The part that will always be loaded is if the processor finds a file/directory with the name "Misc".
The following code is an example on how the contentprocessor loads bitmaps.

switch (m_vecResources[m_ResourceCounter].Type)
case Caller::Bitmap:
	m_vecResources[m_ResourceCounter].pResource = new Bitmap(m_vecResources[m_ResourceCounter].Path);
case Caller::Audio:
	m_vecResources[m_ResourceCounter].pResource = new Audio(m_vecResources[m_ResourceCounter].Path);
case Caller::Video:
	m_vecResources[m_ResourceCounter].pResource = new Video(m_vecResources[m_ResourceCounter].Path, GAME_ENGINE->GetWindow(), 0, 0, GAME_ENGINE->GetWidth(), GAME_ENGINE->GetHeight());

Animated Bitmap

The animated bitmap class is also a big part of this game.
Because many sprites have a sprite sheet and need to be animated during the game I made a class that will help me a little.
The constructor of an animated bitmap class look something like this.

AnimatedBitmap(DOUBLE2 startposition, int type, const std::tstring& filename ,int amountanimations = 1, int stages = 1);

The first parameter speaks for himself it's the initial position of the bitmap.
The type of the bitmap can be HORIZONTAL or VERTICAL depending on how the sprite sheet is arranged.

The next parameter is the filename of the bitmap this is not the path just the name of the file.
Because the content manager already loaded the spritesheet we just need to ask for the name of the bitmap and the contentmanager will return the bitmap.
Then will enter how mush animations our spritesheet has per row, and how many stages it has.
The next image has 5 animations and 2 stages.

With these parameters the class can generate a rect that will move over the spritesheet.
Next code will show a how to create an animated bitmap.

AnimatedBitmap* transformation_firststage = new AnimatedBitmap(DOUBLE2(), AnimatedBitmap::HORIZONTAL, _T("Transform0") + CharacterTypeSerializer::ToString(m_pStatsManager->GetCharacterType()), 8, 1);


The class has diffrent methods to adjust the animation to the users needs.
  • SetFrameDelay() = how many frame need to pass to switch to the next animation.
  • SetRepeat() = does the spritesheet need to loop or not.
  • Hide() = hide the bitmap at the start of the game.
There are much more methods that you can call on the animated bitmap class.
You can find them inside the source code.

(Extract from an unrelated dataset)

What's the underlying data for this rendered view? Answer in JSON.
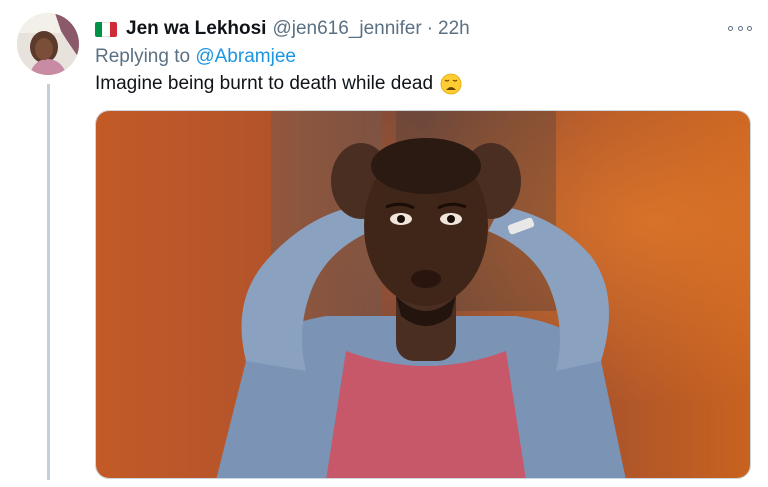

The last thing I wanted to talk about is the scenemanager.
The scenemanager manages all the scenes that are inside the game.
If a scene needs to be activated you can just call SetActiveScene("Scenename") giving the name of the scene as parameter.
What will happen is that the scenemanager will check if the scene already exists.
If the scene exists but the content is not loaded yet, the active scene will become a loadingscene.
the loadingscene will initalize and load all the content of the scene.
If all that is done the scene will be acivated again.
Now that the content is loaded the scene will be activated.

bool SceneManager::SetActiveScene(const std::tstring& name)
	for (int i = 0; i < (int)m_vecScenes.size(); ++i)
		if (m_vecScenes[i])
			if (m_vecScenes[i]->GetName() == name)
				if (m_vecScenes[i]->IsContentLoaded())
					if (m_ActiveScene)
						m_ActiveScene = m_vecScenes[i];

						return true;
						OutputDebugString(_T("No active scene found.\n"));
						return false;
					if (!m_LoadingScene)
						m_LoadingScene = new LoadingScene();
						m_LoadingScene->ProcessContent(_T(".\\Content\\") + m_LoadingScene->GetName());



						if (!m_ActiveScene)
							m_ActiveScene = m_LoadingScene;


						return true;

						return true;

	//Create scene if not existing

	return false;